> **TASK PROMPT**: The answer is the full set of records, given again exactly and without images.
BEGIN
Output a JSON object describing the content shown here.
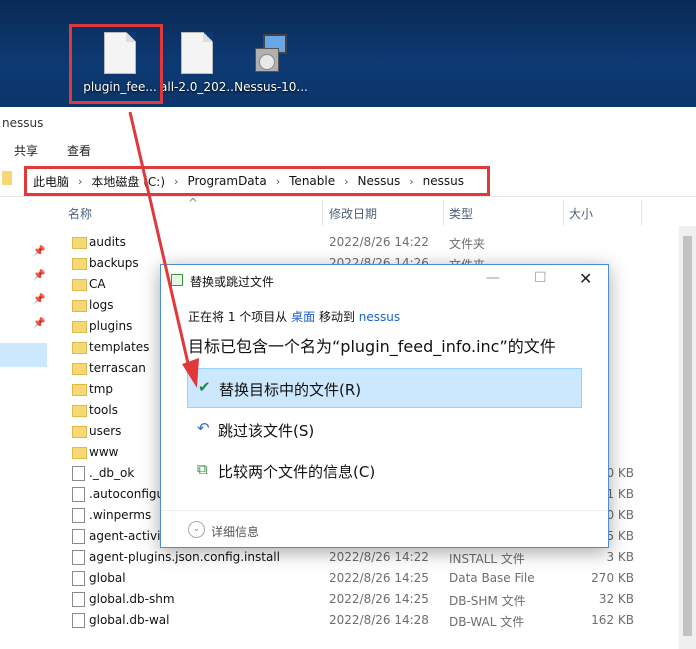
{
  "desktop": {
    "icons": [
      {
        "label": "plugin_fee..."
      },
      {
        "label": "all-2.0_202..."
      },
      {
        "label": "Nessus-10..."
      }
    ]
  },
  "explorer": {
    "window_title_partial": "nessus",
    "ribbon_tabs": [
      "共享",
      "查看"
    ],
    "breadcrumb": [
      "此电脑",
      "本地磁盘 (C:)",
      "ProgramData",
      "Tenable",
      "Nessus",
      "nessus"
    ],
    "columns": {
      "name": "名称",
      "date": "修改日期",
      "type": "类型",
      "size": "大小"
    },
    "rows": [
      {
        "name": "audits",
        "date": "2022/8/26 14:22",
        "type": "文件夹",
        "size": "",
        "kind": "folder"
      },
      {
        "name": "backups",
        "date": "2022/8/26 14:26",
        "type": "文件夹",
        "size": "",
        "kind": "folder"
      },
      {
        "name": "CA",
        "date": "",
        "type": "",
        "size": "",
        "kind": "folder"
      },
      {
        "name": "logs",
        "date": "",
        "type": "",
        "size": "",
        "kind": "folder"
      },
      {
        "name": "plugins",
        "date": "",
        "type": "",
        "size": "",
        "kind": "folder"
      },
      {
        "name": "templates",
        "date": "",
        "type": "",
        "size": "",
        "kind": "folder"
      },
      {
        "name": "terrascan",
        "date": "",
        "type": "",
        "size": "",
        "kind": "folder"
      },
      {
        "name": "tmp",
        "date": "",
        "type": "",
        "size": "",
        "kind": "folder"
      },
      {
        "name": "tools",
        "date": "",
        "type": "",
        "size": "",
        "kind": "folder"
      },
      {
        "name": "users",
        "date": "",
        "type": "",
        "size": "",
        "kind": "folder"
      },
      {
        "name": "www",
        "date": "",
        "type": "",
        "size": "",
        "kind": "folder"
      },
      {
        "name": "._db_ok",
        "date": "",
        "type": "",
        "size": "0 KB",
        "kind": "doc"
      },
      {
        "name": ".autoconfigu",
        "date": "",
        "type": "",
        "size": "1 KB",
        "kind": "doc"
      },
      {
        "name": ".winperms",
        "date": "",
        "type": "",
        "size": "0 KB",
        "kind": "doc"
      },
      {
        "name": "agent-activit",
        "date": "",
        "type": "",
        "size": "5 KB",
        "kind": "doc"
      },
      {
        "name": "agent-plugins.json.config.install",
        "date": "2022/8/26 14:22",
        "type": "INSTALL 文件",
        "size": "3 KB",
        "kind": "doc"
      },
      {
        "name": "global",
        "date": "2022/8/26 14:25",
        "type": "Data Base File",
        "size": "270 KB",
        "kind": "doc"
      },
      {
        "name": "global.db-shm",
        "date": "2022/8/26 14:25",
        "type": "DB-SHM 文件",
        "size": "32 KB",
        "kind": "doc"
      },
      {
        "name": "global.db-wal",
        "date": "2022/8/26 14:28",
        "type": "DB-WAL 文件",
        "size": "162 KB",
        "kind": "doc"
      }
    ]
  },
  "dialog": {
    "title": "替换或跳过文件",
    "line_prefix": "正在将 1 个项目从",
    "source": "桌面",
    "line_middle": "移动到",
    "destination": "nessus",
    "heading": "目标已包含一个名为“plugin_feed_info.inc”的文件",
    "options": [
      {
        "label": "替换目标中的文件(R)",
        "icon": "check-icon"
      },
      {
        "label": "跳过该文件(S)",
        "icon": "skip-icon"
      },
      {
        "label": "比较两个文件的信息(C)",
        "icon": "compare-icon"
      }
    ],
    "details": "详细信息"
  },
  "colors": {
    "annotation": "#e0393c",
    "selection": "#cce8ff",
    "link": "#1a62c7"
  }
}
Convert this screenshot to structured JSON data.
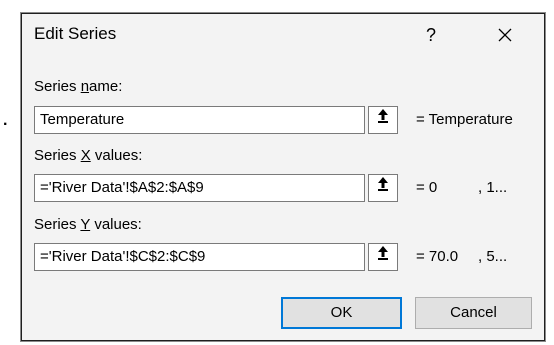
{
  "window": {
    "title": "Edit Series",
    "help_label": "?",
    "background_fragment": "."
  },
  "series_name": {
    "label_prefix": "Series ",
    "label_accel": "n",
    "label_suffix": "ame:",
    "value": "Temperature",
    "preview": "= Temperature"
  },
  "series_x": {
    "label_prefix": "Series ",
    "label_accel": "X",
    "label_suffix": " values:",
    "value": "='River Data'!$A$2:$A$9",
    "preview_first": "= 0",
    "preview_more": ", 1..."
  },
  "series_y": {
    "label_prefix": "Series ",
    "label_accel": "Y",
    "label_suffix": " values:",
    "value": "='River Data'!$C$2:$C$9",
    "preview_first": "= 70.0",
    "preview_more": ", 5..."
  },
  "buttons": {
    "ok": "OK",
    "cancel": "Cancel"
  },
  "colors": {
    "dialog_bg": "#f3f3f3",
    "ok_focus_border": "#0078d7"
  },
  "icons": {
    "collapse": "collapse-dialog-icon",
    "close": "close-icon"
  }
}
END
> **EXERCISE SOLUTION**:
Output a JSON object describing the content shown here.
{
  "desktop": {
    "icons": [
      {
        "label": "plugin_fee..."
      },
      {
        "label": "all-2.0_202..."
      },
      {
        "label": "Nessus-10..."
      }
    ]
  },
  "explorer": {
    "window_title_partial": "nessus",
    "ribbon_tabs": [
      "共享",
      "查看"
    ],
    "breadcrumb": [
      "此电脑",
      "本地磁盘 (C:)",
      "ProgramData",
      "Tenable",
      "Nessus",
      "nessus"
    ],
    "columns": {
      "name": "名称",
      "date": "修改日期",
      "type": "类型",
      "size": "大小"
    },
    "rows": [
      {
        "name": "audits",
        "date": "2022/8/26 14:22",
        "type": "文件夹",
        "size": "",
        "kind": "folder"
      },
      {
        "name": "backups",
        "date": "2022/8/26 14:26",
        "type": "文件夹",
        "size": "",
        "kind": "folder"
      },
      {
        "name": "CA",
        "date": "",
        "type": "",
        "size": "",
        "kind": "folder"
      },
      {
        "name": "logs",
        "date": "",
        "type": "",
        "size": "",
        "kind": "folder"
      },
      {
        "name": "plugins",
        "date": "",
        "type": "",
        "size": "",
        "kind": "folder"
      },
      {
        "name": "templates",
        "date": "",
        "type": "",
        "size": "",
        "kind": "folder"
      },
      {
        "name": "terrascan",
        "date": "",
        "type": "",
        "size": "",
        "kind": "folder"
      },
      {
        "name": "tmp",
        "date": "",
        "type": "",
        "size": "",
        "kind": "folder"
      },
      {
        "name": "tools",
        "date": "",
        "type": "",
        "size": "",
        "kind": "folder"
      },
      {
        "name": "users",
        "date": "",
        "type": "",
        "size": "",
        "kind": "folder"
      },
      {
        "name": "www",
        "date": "",
        "type": "",
        "size": "",
        "kind": "folder"
      },
      {
        "name": "._db_ok",
        "date": "",
        "type": "",
        "size": "0 KB",
        "kind": "doc"
      },
      {
        "name": ".autoconfigu",
        "date": "",
        "type": "",
        "size": "1 KB",
        "kind": "doc"
      },
      {
        "name": ".winperms",
        "date": "",
        "type": "",
        "size": "0 KB",
        "kind": "doc"
      },
      {
        "name": "agent-activit",
        "date": "",
        "type": "",
        "size": "5 KB",
        "kind": "doc"
      },
      {
        "name": "agent-plugins.json.config.install",
        "date": "2022/8/26 14:22",
        "type": "INSTALL 文件",
        "size": "3 KB",
        "kind": "doc"
      },
      {
        "name": "global",
        "date": "2022/8/26 14:25",
        "type": "Data Base File",
        "size": "270 KB",
        "kind": "doc"
      },
      {
        "name": "global.db-shm",
        "date": "2022/8/26 14:25",
        "type": "DB-SHM 文件",
        "size": "32 KB",
        "kind": "doc"
      },
      {
        "name": "global.db-wal",
        "date": "2022/8/26 14:28",
        "type": "DB-WAL 文件",
        "size": "162 KB",
        "kind": "doc"
      }
    ]
  },
  "dialog": {
    "title": "替换或跳过文件",
    "line_prefix": "正在将 1 个项目从",
    "source": "桌面",
    "line_middle": "移动到",
    "destination": "nessus",
    "heading": "目标已包含一个名为“plugin_feed_info.inc”的文件",
    "options": [
      {
        "label": "替换目标中的文件(R)",
        "icon": "check-icon"
      },
      {
        "label": "跳过该文件(S)",
        "icon": "skip-icon"
      },
      {
        "label": "比较两个文件的信息(C)",
        "icon": "compare-icon"
      }
    ],
    "details": "详细信息"
  },
  "colors": {
    "annotation": "#e0393c",
    "selection": "#cce8ff",
    "link": "#1a62c7"
  }
}
Convert this screenshot to structured JSON data.
{
  "window": {
    "title": "Edit Series",
    "help_label": "?",
    "background_fragment": "."
  },
  "series_name": {
    "label_prefix": "Series ",
    "label_accel": "n",
    "label_suffix": "ame:",
    "value": "Temperature",
    "preview": "= Temperature"
  },
  "series_x": {
    "label_prefix": "Series ",
    "label_accel": "X",
    "label_suffix": " values:",
    "value": "='River Data'!$A$2:$A$9",
    "preview_first": "= 0",
    "preview_more": ", 1..."
  },
  "series_y": {
    "label_prefix": "Series ",
    "label_accel": "Y",
    "label_suffix": " values:",
    "value": "='River Data'!$C$2:$C$9",
    "preview_first": "= 70.0",
    "preview_more": ", 5..."
  },
  "buttons": {
    "ok": "OK",
    "cancel": "Cancel"
  },
  "colors": {
    "dialog_bg": "#f3f3f3",
    "ok_focus_border": "#0078d7"
  },
  "icons": {
    "collapse": "collapse-dialog-icon",
    "close": "close-icon"
  }
}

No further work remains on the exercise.